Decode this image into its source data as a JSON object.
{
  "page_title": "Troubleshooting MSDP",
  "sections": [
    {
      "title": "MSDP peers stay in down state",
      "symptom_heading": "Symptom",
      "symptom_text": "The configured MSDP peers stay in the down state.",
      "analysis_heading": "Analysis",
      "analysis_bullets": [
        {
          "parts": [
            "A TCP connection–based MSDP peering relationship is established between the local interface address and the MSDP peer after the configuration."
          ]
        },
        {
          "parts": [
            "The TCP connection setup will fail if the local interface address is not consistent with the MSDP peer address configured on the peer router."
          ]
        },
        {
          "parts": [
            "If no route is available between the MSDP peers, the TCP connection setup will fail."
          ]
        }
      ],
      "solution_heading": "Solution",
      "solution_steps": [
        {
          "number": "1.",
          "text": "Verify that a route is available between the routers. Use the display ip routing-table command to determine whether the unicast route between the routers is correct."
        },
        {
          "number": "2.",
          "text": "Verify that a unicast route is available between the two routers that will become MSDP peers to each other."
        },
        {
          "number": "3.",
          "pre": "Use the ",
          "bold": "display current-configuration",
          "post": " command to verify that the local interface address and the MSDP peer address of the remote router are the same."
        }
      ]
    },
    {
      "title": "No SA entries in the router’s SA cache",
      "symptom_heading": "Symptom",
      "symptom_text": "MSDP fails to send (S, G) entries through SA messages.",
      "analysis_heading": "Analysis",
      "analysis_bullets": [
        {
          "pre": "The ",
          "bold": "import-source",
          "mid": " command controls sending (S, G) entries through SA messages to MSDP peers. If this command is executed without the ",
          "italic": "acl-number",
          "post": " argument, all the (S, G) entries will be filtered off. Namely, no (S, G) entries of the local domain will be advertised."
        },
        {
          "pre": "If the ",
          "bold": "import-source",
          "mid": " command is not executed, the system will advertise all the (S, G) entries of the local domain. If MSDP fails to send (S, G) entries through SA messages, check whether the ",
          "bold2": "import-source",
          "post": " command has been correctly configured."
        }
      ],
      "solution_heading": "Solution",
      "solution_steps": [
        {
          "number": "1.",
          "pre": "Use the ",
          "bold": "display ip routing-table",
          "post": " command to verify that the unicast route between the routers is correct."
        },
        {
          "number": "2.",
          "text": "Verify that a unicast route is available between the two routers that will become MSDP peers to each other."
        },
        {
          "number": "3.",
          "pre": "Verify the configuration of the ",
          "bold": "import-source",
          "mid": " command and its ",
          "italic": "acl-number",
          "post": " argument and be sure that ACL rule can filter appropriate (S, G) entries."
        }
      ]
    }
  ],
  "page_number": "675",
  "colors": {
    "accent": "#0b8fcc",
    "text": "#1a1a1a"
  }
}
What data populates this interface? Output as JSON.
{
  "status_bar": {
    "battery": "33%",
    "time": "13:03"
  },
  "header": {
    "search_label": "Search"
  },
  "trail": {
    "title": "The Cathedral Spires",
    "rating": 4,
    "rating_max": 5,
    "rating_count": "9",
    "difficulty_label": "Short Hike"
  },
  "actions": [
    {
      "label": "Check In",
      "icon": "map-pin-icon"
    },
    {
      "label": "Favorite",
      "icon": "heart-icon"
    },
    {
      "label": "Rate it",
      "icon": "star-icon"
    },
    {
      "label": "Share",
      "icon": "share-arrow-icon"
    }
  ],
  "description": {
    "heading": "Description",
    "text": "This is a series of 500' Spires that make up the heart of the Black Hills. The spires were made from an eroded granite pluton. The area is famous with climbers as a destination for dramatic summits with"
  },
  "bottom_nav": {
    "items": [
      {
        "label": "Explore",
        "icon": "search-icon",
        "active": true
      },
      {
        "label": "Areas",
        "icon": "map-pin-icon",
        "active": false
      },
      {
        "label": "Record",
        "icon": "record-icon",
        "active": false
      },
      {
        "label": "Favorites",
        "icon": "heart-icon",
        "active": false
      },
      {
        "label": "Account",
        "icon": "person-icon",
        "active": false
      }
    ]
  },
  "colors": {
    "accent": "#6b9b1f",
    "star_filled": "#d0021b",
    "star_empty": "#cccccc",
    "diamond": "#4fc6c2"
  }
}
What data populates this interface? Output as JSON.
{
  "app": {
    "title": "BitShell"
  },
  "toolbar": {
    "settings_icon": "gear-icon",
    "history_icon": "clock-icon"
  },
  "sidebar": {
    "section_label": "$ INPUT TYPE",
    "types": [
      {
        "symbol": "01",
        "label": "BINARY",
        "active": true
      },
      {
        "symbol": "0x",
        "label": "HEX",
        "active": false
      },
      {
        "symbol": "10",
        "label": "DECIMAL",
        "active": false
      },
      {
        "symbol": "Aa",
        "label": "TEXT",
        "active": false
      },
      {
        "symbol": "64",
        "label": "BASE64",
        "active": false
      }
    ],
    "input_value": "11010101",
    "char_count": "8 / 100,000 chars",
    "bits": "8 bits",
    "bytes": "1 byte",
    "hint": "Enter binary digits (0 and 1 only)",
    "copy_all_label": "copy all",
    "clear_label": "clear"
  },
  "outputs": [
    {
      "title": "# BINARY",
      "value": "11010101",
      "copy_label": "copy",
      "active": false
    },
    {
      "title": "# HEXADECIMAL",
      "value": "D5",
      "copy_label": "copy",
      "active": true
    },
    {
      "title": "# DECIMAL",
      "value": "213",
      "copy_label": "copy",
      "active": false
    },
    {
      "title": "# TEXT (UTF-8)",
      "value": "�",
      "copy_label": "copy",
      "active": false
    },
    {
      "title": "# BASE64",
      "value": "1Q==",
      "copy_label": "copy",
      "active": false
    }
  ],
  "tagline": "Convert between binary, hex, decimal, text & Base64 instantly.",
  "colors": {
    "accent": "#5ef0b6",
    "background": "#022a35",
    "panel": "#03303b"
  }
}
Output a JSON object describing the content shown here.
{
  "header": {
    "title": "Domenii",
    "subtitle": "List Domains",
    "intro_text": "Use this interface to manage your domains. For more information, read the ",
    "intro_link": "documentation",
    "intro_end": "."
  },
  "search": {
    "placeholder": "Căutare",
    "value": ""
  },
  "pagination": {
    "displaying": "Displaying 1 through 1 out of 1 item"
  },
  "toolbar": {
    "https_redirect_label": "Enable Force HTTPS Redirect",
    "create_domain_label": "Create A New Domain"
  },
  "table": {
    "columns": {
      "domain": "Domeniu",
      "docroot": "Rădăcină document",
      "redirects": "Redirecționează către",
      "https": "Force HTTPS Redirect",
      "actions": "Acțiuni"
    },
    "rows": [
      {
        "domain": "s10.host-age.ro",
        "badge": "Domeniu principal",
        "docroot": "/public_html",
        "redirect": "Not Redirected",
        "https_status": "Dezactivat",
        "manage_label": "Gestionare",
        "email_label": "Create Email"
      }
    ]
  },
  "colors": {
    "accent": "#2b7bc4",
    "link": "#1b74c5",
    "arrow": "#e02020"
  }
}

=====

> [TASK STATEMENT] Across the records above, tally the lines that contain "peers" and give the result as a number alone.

> [TASK SOLUTION] 6